The letter, addressed to UN Secretary-General Antonio Guterres, noted a recent speech given by IDF Chief-of-Staff Lt.-Gen. Aviv Kochavi during the annual Institute for National Security Studies (INSS) conference in January, during which Kochavi indicated that the IDF is preparing several military operations in response to Iran developing its nuclear program.
“I have directed the IDF to prepare a few operative plans, in addition to what they have already, and we are working on those plans and developing them,” Kochavi said at the time.
Iran's UN representative Majid Takht-Ravanchi noted that such a statement violates the second article of the UN charter and called on the international community to respond immediately.
The specific clause referred to by the Iranian official is clause 4, which reads: "All Members shall refrain in their international relations from the threat or use of force against the territorial integrity or political independence of any state, or in any other manner inconsistent with the Purposes of the United Nations."
Takht-Ravanchi added that Israel holds “destabilizing and warmongering policies” and stated that the issue should be dealt with by the international community.
He added that the alleged threats should be taken seriously especially considering Israel's history of attacking other nations in the region, and submitted a request for the letter to be registered as a formal document in the UN's Security Council.
Kochavi's speech that is mentioned in representative's letter addressed the Iran Nuclear Deal as a whole and was meant as a signal to US President Joe Biden that the Israeli top military echelon is completely in line with Netanyahu on the subject – unlike his predecessor, Gadi Eizenkot, who often questioned Netanyahu's position in regard to Iran and to the deal.
“Going back to the Iran deal from 2015, or even to a similar deal with a few improvements, is a bad, wrong thing.
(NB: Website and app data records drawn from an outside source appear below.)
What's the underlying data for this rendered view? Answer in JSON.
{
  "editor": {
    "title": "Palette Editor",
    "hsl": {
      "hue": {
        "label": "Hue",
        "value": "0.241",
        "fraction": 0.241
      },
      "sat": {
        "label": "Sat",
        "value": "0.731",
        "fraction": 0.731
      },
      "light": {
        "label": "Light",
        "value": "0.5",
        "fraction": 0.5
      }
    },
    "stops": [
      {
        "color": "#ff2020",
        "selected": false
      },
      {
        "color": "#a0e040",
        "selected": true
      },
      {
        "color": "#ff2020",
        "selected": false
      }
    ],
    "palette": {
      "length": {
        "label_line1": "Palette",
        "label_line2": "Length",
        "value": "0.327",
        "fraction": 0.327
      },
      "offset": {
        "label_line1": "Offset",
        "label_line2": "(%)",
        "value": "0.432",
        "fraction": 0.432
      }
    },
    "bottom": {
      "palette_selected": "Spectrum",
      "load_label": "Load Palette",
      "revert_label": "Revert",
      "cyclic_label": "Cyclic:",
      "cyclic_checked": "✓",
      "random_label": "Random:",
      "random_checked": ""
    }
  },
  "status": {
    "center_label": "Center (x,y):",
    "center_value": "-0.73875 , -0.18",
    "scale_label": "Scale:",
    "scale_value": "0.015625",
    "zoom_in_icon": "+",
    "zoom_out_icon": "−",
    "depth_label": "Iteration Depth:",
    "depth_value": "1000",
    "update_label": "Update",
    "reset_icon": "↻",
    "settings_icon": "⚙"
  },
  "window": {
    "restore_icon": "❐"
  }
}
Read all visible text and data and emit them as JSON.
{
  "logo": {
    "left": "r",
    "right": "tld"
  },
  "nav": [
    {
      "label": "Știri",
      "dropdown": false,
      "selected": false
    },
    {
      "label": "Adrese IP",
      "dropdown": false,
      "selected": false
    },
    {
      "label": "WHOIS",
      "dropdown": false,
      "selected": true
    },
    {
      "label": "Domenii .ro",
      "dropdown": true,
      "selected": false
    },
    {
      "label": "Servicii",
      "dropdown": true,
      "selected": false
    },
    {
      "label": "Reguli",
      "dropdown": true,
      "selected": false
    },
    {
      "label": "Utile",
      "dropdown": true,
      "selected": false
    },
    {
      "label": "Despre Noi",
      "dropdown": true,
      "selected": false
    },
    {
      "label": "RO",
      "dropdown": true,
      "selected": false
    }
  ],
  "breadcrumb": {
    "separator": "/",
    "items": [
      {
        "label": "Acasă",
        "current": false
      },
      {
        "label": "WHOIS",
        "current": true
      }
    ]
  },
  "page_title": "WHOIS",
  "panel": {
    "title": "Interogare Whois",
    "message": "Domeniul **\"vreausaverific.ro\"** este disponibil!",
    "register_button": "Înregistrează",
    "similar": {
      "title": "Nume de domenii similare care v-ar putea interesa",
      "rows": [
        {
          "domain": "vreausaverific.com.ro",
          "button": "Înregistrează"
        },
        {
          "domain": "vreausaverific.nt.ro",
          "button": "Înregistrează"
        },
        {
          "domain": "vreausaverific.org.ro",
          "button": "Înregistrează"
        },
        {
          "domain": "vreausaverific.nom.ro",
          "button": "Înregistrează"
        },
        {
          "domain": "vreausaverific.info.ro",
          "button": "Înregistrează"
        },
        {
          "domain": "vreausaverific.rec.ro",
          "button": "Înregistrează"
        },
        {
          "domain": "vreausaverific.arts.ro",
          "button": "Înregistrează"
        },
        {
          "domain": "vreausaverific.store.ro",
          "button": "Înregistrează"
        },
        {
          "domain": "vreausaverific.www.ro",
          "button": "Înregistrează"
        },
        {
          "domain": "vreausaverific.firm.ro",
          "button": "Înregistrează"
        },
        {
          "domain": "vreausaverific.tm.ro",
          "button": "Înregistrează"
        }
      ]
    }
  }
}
It is bad operationally and strategically,” Kochavi said at the time. “Anything that is similar to the current deal is a bad thing, and we cannot allow it,” he added. Herb Keinon contributed to this report.